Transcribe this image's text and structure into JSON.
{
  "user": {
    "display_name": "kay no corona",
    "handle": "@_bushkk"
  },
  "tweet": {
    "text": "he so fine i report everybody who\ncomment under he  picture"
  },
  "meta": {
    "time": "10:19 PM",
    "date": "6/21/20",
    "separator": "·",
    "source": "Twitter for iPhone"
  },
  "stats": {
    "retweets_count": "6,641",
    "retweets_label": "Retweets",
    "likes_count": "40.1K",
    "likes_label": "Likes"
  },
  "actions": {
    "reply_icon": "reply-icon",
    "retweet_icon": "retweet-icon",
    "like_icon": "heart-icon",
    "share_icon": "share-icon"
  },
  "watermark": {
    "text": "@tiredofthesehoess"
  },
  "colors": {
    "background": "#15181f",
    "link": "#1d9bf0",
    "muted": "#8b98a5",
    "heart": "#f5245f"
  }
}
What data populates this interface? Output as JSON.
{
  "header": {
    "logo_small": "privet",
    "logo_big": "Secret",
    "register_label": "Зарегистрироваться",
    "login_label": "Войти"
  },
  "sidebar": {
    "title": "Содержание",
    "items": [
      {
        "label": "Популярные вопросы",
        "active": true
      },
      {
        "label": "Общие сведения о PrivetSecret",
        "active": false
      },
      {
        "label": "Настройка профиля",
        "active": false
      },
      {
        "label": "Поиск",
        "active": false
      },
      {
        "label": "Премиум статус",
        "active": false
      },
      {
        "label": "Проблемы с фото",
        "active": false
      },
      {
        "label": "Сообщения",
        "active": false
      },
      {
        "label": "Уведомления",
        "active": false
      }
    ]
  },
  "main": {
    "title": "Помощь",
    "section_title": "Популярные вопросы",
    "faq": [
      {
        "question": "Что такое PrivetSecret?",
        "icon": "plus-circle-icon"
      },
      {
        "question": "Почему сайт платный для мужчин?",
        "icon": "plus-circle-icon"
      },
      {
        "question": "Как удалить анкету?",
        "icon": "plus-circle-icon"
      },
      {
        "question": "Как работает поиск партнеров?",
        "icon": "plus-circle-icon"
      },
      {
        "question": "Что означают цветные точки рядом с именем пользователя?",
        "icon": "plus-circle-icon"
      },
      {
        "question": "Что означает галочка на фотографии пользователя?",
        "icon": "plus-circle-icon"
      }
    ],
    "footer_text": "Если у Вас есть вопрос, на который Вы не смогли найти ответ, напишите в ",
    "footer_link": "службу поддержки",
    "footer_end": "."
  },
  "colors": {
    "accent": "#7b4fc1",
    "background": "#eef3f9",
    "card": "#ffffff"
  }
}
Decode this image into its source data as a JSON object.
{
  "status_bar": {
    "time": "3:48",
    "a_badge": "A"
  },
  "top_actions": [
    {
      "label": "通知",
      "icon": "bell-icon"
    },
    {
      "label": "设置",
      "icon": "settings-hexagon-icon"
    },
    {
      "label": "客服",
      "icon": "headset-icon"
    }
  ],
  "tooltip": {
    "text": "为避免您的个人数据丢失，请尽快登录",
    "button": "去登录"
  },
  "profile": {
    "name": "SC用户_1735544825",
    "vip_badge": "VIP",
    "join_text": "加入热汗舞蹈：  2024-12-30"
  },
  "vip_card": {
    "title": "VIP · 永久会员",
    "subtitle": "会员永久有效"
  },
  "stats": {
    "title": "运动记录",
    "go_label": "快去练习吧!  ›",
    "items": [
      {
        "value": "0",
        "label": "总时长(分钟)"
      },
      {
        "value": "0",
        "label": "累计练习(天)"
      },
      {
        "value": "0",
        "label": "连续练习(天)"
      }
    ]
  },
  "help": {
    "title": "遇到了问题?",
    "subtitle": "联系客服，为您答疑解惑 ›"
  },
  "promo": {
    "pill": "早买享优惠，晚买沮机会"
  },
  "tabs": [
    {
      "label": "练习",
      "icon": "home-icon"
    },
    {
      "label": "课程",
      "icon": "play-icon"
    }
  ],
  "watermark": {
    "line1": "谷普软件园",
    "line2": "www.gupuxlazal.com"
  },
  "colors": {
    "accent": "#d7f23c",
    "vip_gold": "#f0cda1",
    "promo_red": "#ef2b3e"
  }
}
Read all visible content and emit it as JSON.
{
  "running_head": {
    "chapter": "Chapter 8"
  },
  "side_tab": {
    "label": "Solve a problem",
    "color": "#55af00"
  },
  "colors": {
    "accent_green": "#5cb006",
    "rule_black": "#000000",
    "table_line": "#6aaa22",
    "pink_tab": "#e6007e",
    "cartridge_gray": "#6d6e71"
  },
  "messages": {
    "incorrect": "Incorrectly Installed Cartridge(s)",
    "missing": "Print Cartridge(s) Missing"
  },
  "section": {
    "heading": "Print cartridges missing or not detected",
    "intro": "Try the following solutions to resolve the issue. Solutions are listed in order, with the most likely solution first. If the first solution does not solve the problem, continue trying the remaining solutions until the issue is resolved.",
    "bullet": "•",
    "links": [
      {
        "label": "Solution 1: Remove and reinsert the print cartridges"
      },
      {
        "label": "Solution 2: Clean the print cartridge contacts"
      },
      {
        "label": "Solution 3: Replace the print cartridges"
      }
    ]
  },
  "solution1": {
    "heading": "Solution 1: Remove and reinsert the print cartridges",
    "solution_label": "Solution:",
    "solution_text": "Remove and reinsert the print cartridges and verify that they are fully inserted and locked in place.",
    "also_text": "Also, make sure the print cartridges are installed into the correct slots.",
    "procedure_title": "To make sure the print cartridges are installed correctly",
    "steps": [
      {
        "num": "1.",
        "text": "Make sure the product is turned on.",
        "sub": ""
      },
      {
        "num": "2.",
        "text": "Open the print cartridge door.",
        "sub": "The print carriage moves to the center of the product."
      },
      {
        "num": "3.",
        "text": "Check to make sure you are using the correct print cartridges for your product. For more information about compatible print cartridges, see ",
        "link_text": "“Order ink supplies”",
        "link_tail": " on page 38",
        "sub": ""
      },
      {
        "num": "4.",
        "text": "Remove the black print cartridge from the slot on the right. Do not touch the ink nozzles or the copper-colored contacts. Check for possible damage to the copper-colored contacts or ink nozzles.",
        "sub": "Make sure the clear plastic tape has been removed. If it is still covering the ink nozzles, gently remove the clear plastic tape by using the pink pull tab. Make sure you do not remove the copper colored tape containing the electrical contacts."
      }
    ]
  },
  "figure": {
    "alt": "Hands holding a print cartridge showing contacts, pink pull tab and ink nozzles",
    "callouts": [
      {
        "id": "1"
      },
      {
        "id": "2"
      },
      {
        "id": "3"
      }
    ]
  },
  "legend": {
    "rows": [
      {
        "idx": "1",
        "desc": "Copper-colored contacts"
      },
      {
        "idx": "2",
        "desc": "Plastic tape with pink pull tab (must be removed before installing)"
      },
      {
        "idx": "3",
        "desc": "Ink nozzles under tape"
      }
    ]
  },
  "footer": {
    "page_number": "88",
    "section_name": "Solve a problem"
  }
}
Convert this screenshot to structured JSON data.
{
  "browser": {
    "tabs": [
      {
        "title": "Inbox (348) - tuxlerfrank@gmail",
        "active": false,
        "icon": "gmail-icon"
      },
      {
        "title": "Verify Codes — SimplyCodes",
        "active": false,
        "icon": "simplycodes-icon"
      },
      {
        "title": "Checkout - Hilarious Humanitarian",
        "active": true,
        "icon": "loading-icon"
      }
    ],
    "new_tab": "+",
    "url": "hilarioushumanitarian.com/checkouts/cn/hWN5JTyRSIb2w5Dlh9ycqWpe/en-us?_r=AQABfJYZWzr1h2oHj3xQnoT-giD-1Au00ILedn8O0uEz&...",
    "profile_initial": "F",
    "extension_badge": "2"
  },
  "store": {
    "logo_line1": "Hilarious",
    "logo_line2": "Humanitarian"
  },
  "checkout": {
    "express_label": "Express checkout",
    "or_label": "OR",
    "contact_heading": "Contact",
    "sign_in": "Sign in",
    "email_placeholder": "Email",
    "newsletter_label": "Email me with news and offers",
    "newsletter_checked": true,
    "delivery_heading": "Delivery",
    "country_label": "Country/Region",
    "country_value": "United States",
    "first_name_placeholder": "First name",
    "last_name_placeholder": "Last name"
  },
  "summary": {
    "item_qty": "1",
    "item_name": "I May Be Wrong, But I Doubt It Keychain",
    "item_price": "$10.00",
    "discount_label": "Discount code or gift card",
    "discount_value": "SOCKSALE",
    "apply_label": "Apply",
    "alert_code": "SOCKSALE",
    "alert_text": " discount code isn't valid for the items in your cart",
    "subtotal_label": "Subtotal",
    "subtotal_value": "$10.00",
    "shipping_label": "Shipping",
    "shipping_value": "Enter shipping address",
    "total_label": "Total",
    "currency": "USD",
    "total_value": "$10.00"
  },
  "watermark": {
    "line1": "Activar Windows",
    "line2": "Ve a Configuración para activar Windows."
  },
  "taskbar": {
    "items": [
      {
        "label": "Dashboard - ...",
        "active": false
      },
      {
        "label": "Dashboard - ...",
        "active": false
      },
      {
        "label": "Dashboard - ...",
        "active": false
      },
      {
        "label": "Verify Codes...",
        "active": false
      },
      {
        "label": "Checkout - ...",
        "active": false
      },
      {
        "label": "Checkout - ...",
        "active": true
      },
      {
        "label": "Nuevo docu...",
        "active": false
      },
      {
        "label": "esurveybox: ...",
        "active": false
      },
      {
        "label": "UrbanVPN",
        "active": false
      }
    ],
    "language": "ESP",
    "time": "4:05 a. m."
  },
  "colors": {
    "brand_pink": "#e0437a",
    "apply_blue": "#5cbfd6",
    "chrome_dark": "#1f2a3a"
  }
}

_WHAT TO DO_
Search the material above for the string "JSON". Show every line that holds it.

_FINISHED EXERCISE_
Transcribe this image's text and structure into JSON.
What data populates this interface? Output as JSON.
Decode this image into its source data as a JSON object.
Read all visible content and emit it as JSON.
Convert this screenshot to structured JSON data.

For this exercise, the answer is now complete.